Alumna: 'The Profession of Pharmacy is Definitely Evolving'
The profession of pharmacy is changing all the time, and through her three years in Pacific University’s School of Pharmacy, Erin Wilson ’05, PharmD ’18, had a chance to see it all.
“People have this idea that pharmacists just fill your prescription when you go to Fred Meyer,” she said. “They do that, and that is a very real and very important part of our profession.”
But that’s not all.
“There are pharmacists that are managing patients’ medications in primary care settings,” she said. “There are pharmacists rounding in ICUs every day and responding to code blues in hospitals in emergency departments.”

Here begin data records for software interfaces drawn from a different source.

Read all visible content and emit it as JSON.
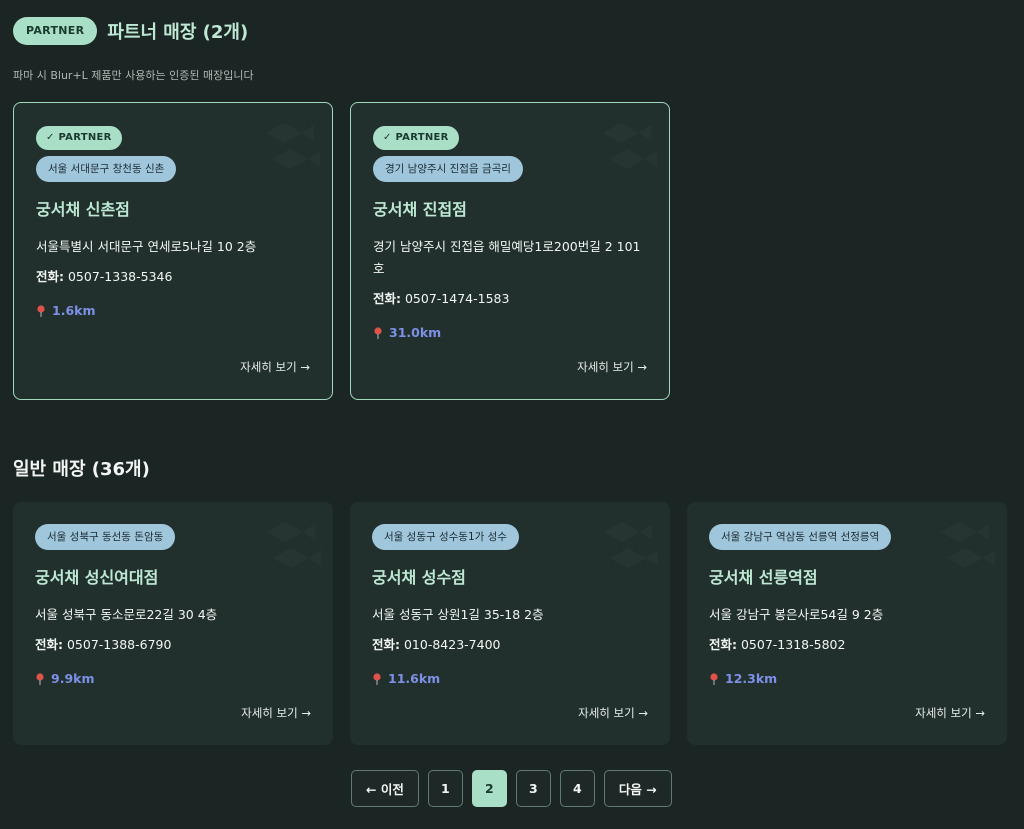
{
  "partner_section": {
    "badge": "PARTNER",
    "title": "파트너 매장 (2개)",
    "description": "파마 시 Blur+L 제품만 사용하는 인증된 매장입니다"
  },
  "partner_stores": [
    {
      "badge": "✓ PARTNER",
      "location_tag": "서울 서대문구 창천동 신촌",
      "name": "궁서채 신촌점",
      "address": "서울특별시 서대문구 연세로5나길 10 2층",
      "phone_label": "전화:",
      "phone": "0507-1338-5346",
      "distance": "1.6km",
      "detail": "자세히 보기 →"
    },
    {
      "badge": "✓ PARTNER",
      "location_tag": "경기 남양주시 진접읍 금곡리",
      "name": "궁서채 진접점",
      "address": "경기 남양주시 진접읍 해밀예당1로200번길 2 101호",
      "phone_label": "전화:",
      "phone": "0507-1474-1583",
      "distance": "31.0km",
      "detail": "자세히 보기 →"
    }
  ],
  "general_section": {
    "title": "일반 매장 (36개)"
  },
  "general_stores": [
    {
      "location_tag": "서울 성북구 동선동 돈암동",
      "name": "궁서채 성신여대점",
      "address": "서울 성북구 동소문로22길 30 4층",
      "phone_label": "전화:",
      "phone": "0507-1388-6790",
      "distance": "9.9km",
      "detail": "자세히 보기 →"
    },
    {
      "location_tag": "서울 성동구 성수동1가 성수",
      "name": "궁서채 성수점",
      "address": "서울 성동구 상원1길 35-18 2층",
      "phone_label": "전화:",
      "phone": "010-8423-7400",
      "distance": "11.6km",
      "detail": "자세히 보기 →"
    },
    {
      "location_tag": "서울 강남구 역삼동 선릉역 선정릉역",
      "name": "궁서채 선릉역점",
      "address": "서울 강남구 봉은사로54길 9 2층",
      "phone_label": "전화:",
      "phone": "0507-1318-5802",
      "distance": "12.3km",
      "detail": "자세히 보기 →"
    }
  ],
  "pagination": {
    "prev": "← 이전",
    "pages": [
      "1",
      "2",
      "3",
      "4"
    ],
    "current": "2",
    "next": "다음 →"
  },
  "colors": {
    "background": "#1b2523",
    "card": "#22302d",
    "accent_mint": "#a9dfc6",
    "location_tag": "#9fc6da",
    "distance": "#7c90e6"
  },
  "icons": {
    "pin": "map-pin-icon",
    "pattern": "fish-pattern-icon"
  }
}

Through her rotations during her doctor of pharmacy program at Pacific, Wilson had a chance to work in the institutional pharmacy unit of a hospital, learning how medications get where they need to go. She worked a rotation in internal medicine, helping ensure that patients’ home medications were continued when they were admitted to the hospital and supporting the doctors and physician assistants providing primary care. And, she had a round in the intensive care unit, where the intense drama depicted on TV came to live.
“It was very exciting,” she said. “You know on TV, how suddenly there’s a code, and they’re like, ‘Push 1 cc of epi!’ or whatever. In reality, there’s usually a pharmacist responding to those codes, drawing up a lot of those meds.”
Wilson, who completed her undergraduate degree at Pacific, returned to her alma mater to pursue her doctor of pharmacy degree through the School of Pharmacy in the College of Health Professions.
“I knew the professors here are all about supporting students and optimizing their education,” she said.
With the program’s heavy emphasis on interprofessional education for healthcare professionals and patient-based care, she gained a strong foundation in the breadth of the profession’s scope of practice.
“We’re a lot of places and doing a lot of things, and I think the profession is only going to continue to grow.”